__What the task requires__
Within the entries that follow, show each line where the word "Diamants" occurs.

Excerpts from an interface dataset
┄┄┄┄┄┄┄┄┄┄

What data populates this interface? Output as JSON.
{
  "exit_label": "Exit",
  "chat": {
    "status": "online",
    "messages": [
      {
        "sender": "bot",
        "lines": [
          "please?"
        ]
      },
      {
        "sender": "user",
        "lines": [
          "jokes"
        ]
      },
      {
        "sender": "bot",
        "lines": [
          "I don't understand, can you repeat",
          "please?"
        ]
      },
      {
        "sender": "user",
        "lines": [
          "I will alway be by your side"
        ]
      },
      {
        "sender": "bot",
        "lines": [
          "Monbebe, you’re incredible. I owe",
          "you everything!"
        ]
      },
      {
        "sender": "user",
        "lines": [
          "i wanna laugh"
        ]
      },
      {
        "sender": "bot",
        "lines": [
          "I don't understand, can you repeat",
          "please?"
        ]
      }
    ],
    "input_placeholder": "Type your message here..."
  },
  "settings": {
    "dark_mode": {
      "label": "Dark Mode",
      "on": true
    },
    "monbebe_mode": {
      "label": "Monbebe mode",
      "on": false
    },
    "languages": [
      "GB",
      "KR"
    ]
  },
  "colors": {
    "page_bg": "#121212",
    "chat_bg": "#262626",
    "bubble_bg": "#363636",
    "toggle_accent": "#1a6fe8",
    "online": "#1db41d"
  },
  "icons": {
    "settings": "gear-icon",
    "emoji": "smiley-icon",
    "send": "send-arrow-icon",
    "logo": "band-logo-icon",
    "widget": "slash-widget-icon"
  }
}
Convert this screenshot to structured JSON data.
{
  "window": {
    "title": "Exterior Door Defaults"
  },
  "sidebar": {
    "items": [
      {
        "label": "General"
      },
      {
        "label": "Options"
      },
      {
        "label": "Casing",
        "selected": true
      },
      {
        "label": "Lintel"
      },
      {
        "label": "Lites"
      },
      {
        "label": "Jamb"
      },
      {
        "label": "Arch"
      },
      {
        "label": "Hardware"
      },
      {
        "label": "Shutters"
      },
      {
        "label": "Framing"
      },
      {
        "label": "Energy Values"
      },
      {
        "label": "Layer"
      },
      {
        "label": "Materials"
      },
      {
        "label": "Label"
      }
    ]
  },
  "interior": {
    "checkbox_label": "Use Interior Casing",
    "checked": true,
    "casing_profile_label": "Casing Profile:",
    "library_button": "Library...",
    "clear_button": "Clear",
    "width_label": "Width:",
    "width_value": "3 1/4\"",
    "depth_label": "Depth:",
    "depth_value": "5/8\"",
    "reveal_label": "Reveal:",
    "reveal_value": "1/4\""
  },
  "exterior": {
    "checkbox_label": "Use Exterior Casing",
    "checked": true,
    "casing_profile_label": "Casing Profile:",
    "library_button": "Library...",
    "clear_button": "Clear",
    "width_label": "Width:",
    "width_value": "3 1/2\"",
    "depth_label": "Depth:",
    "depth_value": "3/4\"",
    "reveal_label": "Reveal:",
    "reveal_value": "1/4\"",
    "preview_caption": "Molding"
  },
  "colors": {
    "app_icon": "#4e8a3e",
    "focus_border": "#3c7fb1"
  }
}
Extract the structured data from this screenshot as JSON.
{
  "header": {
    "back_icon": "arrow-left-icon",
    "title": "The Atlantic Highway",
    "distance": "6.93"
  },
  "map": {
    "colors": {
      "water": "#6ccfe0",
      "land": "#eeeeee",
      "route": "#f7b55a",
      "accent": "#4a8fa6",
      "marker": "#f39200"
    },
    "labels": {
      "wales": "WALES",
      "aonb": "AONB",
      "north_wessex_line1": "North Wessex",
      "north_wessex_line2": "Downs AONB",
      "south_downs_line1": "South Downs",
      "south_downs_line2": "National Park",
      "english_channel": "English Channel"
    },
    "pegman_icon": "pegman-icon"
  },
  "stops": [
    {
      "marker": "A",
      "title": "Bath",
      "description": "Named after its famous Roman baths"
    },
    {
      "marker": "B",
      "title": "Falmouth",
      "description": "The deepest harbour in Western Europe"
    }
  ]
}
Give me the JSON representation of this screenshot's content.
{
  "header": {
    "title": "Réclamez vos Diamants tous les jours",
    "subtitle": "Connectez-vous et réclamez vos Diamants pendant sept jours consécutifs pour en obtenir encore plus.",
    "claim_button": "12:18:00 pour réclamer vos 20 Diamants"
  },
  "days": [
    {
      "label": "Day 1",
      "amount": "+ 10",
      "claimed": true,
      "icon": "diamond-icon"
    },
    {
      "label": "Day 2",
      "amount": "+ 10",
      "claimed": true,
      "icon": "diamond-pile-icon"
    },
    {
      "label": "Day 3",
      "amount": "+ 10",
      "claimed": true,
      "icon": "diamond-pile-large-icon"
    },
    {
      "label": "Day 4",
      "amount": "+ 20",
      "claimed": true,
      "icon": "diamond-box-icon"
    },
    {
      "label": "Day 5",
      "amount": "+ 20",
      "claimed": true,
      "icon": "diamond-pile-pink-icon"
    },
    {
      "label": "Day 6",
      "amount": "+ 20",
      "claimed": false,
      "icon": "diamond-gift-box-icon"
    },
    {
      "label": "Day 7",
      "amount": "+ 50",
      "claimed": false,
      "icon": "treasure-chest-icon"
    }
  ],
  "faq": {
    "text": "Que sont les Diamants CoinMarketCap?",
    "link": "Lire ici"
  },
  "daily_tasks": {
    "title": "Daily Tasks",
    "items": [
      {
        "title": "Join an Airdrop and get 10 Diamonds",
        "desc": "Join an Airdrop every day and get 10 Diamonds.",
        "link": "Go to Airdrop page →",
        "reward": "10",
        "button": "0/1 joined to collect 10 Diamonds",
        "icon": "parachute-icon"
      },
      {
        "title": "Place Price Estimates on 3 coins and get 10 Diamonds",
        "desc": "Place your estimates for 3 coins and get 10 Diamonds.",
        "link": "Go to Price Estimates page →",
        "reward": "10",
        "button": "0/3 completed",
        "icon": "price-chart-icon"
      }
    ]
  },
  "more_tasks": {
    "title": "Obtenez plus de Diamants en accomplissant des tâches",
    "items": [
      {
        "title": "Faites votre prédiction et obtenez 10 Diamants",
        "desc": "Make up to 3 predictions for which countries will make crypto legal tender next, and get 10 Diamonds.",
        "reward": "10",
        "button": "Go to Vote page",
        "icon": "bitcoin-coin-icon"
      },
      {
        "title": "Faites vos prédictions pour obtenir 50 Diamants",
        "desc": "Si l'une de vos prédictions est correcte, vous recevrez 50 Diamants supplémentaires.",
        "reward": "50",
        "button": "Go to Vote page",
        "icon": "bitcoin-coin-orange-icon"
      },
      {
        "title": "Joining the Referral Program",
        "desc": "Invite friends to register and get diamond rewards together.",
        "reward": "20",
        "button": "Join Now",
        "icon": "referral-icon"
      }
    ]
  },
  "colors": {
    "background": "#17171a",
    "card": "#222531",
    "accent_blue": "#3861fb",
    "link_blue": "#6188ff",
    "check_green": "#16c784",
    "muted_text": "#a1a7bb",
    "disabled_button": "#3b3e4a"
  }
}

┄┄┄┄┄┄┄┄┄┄

__Expected answer__
    "title": "Réclamez vos Diamants tous les jours",
    "subtitle": "Connectez-vous et réclamez vos Diamants pendant sept jours consécutifs pour en obtenir encore plus.",
    "claim_button": "12:18:00 pour réclamer vos 20 Diamants"
    "text": "Que sont les Diamants CoinMarketCap?",
    "title": "Obtenez plus de Diamants en accomplissant des tâches",
        "title": "Faites votre prédiction et obtenez 10 Diamants",
        "title": "Faites vos prédictions pour obtenir 50 Diamants",
        "desc": "Si l'une de vos prédictions est correcte, vous recevrez 50 Diamants supplémentaires.",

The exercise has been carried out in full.